[[ Records provided, beginning ]]

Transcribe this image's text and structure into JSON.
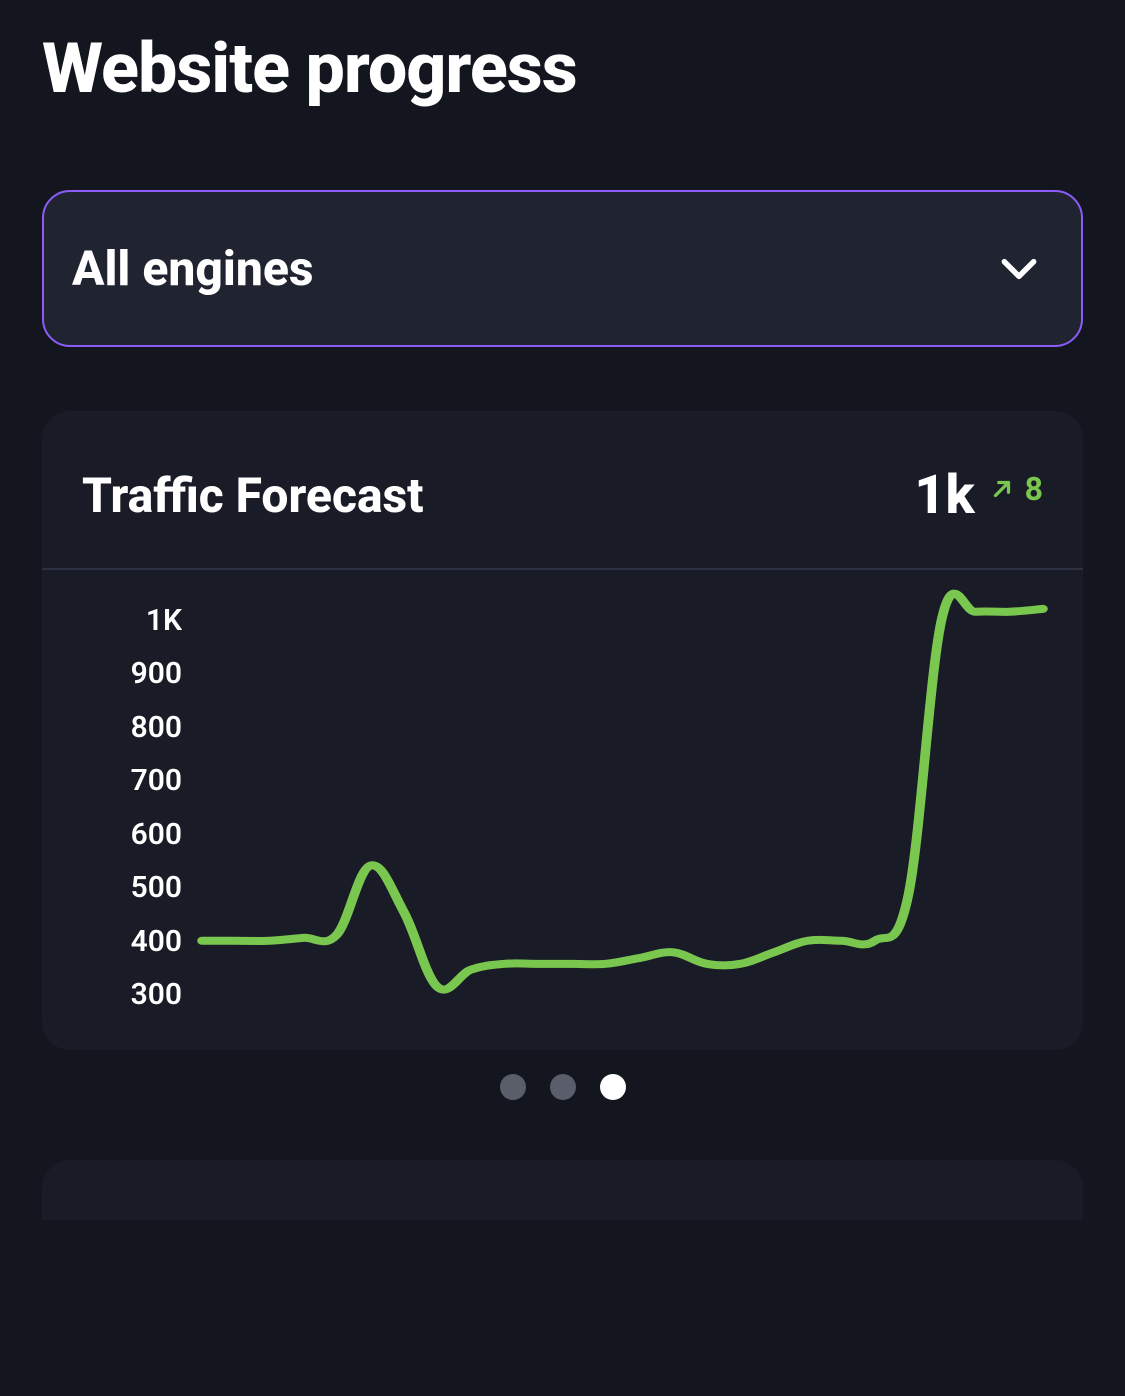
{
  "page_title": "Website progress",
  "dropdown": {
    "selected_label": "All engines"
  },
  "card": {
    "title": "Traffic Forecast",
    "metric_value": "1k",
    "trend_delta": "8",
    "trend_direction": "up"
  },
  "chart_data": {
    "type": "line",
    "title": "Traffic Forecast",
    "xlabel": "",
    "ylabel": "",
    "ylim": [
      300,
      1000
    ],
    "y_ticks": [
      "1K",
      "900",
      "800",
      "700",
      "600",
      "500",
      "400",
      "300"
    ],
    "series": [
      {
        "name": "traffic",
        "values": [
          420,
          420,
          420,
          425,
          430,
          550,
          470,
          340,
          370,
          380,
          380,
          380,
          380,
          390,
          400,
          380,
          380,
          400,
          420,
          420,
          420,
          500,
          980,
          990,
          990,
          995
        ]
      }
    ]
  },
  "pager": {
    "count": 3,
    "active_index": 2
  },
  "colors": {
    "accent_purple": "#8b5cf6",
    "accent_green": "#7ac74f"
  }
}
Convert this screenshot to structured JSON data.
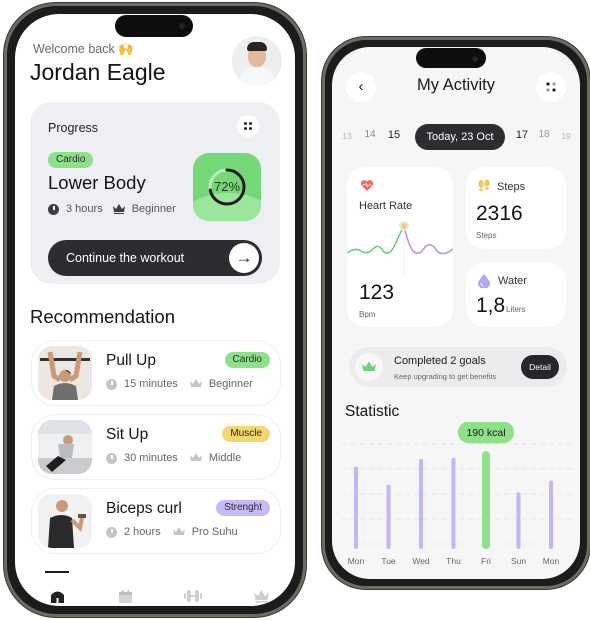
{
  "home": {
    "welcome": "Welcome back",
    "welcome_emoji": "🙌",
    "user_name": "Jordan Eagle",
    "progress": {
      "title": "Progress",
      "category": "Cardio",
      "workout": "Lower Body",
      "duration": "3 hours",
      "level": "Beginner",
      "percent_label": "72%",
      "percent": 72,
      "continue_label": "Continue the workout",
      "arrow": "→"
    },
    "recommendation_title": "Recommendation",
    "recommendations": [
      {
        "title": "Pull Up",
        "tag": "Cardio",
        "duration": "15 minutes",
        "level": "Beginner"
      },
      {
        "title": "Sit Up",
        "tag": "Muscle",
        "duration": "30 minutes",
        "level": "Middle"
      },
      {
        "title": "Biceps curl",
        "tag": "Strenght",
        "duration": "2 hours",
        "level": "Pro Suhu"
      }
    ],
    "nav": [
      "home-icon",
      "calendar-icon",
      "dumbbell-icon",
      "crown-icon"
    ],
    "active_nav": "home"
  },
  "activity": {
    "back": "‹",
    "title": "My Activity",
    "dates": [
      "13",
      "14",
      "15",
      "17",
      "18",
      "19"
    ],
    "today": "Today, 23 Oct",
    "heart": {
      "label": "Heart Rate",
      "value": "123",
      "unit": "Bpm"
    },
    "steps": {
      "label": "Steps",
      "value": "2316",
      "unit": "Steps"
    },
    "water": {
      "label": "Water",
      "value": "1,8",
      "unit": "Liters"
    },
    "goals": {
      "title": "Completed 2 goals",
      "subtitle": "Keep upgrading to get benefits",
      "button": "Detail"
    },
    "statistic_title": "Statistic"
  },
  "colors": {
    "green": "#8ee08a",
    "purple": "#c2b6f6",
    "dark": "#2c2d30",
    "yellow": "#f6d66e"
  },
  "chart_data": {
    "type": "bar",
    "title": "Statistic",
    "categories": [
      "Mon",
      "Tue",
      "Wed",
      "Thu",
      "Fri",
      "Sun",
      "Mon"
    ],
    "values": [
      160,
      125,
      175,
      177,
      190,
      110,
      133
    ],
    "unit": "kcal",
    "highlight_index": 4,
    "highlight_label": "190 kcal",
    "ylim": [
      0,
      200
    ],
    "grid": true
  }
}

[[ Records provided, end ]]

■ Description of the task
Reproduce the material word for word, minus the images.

■ Exercise result
Transcribe this image's text and structure into JSON.
{
  "page_title": "Website progress",
  "dropdown": {
    "selected_label": "All engines"
  },
  "card": {
    "title": "Traffic Forecast",
    "metric_value": "1k",
    "trend_delta": "8",
    "trend_direction": "up"
  },
  "chart_data": {
    "type": "line",
    "title": "Traffic Forecast",
    "xlabel": "",
    "ylabel": "",
    "ylim": [
      300,
      1000
    ],
    "y_ticks": [
      "1K",
      "900",
      "800",
      "700",
      "600",
      "500",
      "400",
      "300"
    ],
    "series": [
      {
        "name": "traffic",
        "values": [
          420,
          420,
          420,
          425,
          430,
          550,
          470,
          340,
          370,
          380,
          380,
          380,
          380,
          390,
          400,
          380,
          380,
          400,
          420,
          420,
          420,
          500,
          980,
          990,
          990,
          995
        ]
      }
    ]
  },
  "pager": {
    "count": 3,
    "active_index": 2
  },
  "colors": {
    "accent_purple": "#8b5cf6",
    "accent_green": "#7ac74f"
  }
}
Convert this screenshot to structured JSON data.
{
  "home": {
    "welcome": "Welcome back",
    "welcome_emoji": "🙌",
    "user_name": "Jordan Eagle",
    "progress": {
      "title": "Progress",
      "category": "Cardio",
      "workout": "Lower Body",
      "duration": "3 hours",
      "level": "Beginner",
      "percent_label": "72%",
      "percent": 72,
      "continue_label": "Continue the workout",
      "arrow": "→"
    },
    "recommendation_title": "Recommendation",
    "recommendations": [
      {
        "title": "Pull Up",
        "tag": "Cardio",
        "duration": "15 minutes",
        "level": "Beginner"
      },
      {
        "title": "Sit Up",
        "tag": "Muscle",
        "duration": "30 minutes",
        "level": "Middle"
      },
      {
        "title": "Biceps curl",
        "tag": "Strenght",
        "duration": "2 hours",
        "level": "Pro Suhu"
      }
    ],
    "nav": [
      "home-icon",
      "calendar-icon",
      "dumbbell-icon",
      "crown-icon"
    ],
    "active_nav": "home"
  },
  "activity": {
    "back": "‹",
    "title": "My Activity",
    "dates": [
      "13",
      "14",
      "15",
      "17",
      "18",
      "19"
    ],
    "today": "Today, 23 Oct",
    "heart": {
      "label": "Heart Rate",
      "value": "123",
      "unit": "Bpm"
    },
    "steps": {
      "label": "Steps",
      "value": "2316",
      "unit": "Steps"
    },
    "water": {
      "label": "Water",
      "value": "1,8",
      "unit": "Liters"
    },
    "goals": {
      "title": "Completed 2 goals",
      "subtitle": "Keep upgrading to get benefits",
      "button": "Detail"
    },
    "statistic_title": "Statistic"
  },
  "colors": {
    "green": "#8ee08a",
    "purple": "#c2b6f6",
    "dark": "#2c2d30",
    "yellow": "#f6d66e"
  },
  "chart_data": {
    "type": "bar",
    "title": "Statistic",
    "categories": [
      "Mon",
      "Tue",
      "Wed",
      "Thu",
      "Fri",
      "Sun",
      "Mon"
    ],
    "values": [
      160,
      125,
      175,
      177,
      190,
      110,
      133
    ],
    "unit": "kcal",
    "highlight_index": 4,
    "highlight_label": "190 kcal",
    "ylim": [
      0,
      200
    ],
    "grid": true
  }
}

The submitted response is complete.